People across the United States are seeking alternatives to conventional energy sources. Motivations vary from concerns over global warming to increasing energy independence, and hedging against rising fuel costs to because it is chic to be green.

Advances in solar technology have made photovoltaics a much sought after energy alternative.

But a 2008 study by the National Renewable Energy Laboratory found that less than 27% of residential rooftops are suitable for hosting an on site photovoltaic system, after taking into consideration structural, shading, and ownership issues.

Today, most states have laws that preclude “community solar” projects. That is, most consumers of electricity are not, today, permitted to aggregate their purchase of photovoltaic generated electricity with others, except through their electric power utility.

A recent federal government inventory found less than 81 megawatts of community solar projects in total (versus over 4,400 megawatts of installed residential rooftop solar in the U.S.). Today there are only a handful of community projects actually producing power in Arizona, Colorado, California and Maryland.

But community solar appears poised to shine brightly.

State legislatures and public service commissions are beginning to authorize community solar, although faced with opposition from dinosaur monopoly utilities, many are pilot programs of limited megawatt scope like the pilot authorized earlier this year by Maryland House Bill 1087.

There are many models for community solar and among those most discussed are: a utility sponsored model in which the regulated utility owns or operates a project that is open to voluntary ratepayer participation; a special purpose entity model in which individual investors join in a business enterprise to develop a community solar project; and a non-profit “buy a brick” model in which donors contribute to a community installation owned by a charitable non-profit corporation.

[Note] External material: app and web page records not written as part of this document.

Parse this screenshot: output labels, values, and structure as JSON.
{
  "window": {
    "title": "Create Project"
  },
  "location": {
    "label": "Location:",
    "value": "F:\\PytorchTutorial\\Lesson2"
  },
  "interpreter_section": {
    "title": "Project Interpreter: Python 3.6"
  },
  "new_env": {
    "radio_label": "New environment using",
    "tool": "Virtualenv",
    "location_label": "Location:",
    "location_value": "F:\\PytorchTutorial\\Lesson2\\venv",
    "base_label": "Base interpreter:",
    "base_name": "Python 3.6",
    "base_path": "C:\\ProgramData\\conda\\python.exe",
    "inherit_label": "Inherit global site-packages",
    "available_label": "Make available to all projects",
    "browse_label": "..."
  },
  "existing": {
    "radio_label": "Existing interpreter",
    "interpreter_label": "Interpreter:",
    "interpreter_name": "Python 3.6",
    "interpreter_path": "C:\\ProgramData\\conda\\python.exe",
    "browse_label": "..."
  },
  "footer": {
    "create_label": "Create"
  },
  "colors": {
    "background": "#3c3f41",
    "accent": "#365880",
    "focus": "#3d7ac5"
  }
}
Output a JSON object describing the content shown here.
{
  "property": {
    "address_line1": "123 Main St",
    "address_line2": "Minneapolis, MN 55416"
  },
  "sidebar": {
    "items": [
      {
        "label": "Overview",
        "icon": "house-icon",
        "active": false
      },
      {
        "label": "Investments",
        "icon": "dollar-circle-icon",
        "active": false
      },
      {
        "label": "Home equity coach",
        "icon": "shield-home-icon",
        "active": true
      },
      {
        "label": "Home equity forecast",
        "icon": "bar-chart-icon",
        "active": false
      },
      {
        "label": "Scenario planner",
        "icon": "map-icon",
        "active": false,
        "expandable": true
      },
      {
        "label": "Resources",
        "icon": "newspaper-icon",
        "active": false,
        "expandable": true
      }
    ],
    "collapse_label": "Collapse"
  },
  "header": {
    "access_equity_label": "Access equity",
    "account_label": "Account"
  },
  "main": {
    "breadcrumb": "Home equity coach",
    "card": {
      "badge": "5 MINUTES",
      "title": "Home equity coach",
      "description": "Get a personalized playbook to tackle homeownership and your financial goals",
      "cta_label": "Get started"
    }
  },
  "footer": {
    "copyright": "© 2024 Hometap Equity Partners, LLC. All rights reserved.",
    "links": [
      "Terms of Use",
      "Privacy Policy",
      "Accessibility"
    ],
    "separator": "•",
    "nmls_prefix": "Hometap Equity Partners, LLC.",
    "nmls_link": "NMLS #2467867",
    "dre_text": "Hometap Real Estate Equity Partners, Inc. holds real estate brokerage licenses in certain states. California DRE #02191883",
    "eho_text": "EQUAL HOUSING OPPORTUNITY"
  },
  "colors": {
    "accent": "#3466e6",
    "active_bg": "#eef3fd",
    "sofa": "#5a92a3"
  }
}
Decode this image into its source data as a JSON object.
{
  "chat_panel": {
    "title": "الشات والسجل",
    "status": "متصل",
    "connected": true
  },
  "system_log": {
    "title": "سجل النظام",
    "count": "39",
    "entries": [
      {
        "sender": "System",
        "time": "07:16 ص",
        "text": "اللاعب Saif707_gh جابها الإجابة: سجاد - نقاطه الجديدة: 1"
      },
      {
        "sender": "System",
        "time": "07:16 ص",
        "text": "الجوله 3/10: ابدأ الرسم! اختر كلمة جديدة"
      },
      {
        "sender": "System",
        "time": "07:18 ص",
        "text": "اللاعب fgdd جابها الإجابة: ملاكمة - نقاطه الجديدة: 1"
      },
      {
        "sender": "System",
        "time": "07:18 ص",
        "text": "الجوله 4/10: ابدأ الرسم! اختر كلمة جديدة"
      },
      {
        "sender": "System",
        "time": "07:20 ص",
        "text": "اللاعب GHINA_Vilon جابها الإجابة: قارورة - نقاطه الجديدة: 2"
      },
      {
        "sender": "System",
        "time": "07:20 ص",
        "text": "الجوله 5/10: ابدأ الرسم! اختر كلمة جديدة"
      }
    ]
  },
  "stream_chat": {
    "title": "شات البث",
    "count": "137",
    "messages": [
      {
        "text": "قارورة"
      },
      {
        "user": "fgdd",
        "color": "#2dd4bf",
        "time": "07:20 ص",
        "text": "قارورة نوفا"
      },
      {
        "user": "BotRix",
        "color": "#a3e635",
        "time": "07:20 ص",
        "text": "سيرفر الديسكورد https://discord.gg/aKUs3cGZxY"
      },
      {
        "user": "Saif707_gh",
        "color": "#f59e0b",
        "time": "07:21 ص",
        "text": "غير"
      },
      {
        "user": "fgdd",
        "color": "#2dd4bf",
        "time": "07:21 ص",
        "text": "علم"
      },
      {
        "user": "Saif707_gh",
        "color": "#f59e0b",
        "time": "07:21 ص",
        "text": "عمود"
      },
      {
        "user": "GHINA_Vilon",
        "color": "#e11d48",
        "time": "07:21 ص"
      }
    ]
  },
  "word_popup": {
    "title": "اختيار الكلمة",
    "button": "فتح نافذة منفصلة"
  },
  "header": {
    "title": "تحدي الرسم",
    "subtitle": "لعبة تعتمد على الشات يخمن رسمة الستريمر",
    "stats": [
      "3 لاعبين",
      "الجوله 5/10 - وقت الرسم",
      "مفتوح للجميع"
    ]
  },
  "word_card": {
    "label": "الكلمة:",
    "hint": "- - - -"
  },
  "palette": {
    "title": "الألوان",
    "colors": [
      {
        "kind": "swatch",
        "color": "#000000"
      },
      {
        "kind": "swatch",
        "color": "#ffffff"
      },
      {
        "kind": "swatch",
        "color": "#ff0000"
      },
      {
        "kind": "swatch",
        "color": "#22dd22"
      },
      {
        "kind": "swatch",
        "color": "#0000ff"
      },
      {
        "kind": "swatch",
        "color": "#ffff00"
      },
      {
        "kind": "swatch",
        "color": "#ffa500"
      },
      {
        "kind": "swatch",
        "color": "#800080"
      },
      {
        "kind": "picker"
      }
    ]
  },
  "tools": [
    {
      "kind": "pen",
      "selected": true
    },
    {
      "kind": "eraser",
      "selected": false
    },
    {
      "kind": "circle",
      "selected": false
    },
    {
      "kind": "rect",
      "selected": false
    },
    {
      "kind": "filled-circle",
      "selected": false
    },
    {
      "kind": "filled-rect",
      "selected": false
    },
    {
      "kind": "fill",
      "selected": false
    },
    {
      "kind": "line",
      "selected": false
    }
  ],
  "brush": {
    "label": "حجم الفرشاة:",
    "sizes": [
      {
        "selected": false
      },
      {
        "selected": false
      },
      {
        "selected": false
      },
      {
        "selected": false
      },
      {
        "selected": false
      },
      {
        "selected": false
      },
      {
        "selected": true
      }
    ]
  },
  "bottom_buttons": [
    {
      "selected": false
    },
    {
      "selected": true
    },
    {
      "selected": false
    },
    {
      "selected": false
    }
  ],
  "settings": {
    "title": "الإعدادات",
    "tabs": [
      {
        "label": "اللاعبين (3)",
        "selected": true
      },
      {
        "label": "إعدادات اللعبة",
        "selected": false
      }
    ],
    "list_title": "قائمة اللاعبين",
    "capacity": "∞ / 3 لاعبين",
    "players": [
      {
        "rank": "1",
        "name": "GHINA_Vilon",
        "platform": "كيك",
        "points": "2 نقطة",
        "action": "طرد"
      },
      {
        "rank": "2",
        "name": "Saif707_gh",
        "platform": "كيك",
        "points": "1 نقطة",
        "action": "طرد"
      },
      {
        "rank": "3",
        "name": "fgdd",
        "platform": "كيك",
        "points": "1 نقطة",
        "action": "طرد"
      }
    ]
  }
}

There are real opportunities in the Wild West business of community solar. Of course the allocation of costs and benefits will largely be driven by financial and tax considerations in this highly regulated area. And don’t forget the lawyers who in these mostly uncharted waters will have to offer advice about how the project structure addresses securities laws, utilities regulation, and the complexity of agreements between various project participants.

While there are LEED credits for on site and off site renewable energy (including that were achieved by 48% of LEED EBOM-2009 certified projects) those credits are not yet available for community solar. However, Baltimore City, one of the first jurisdictions in the nation to have a mandatory renewable energy requirement for all new construction does recognize community solar in its adoption of the IgCC.

The early winners in this new marketplace will likely be those that can balance the benefits and concerns related to the participation of electric companies, including investor-owned utilities, in community solar; can determine whether and how community solar or virtual net energy metering have a substantially different technical impact on the distribution system than traditional net energy metering; articulate and actually deliver on how community solar can help reduce the cost of compliance with state renewable energy portfolio standards; and ultimately resolve the impacts on energy costs, reliability, and cost allocation for ratepayers.

It is clear that there are opportunities in net metering aggregation, and it sells better to refer to this emergent marketplace innovation as community solar.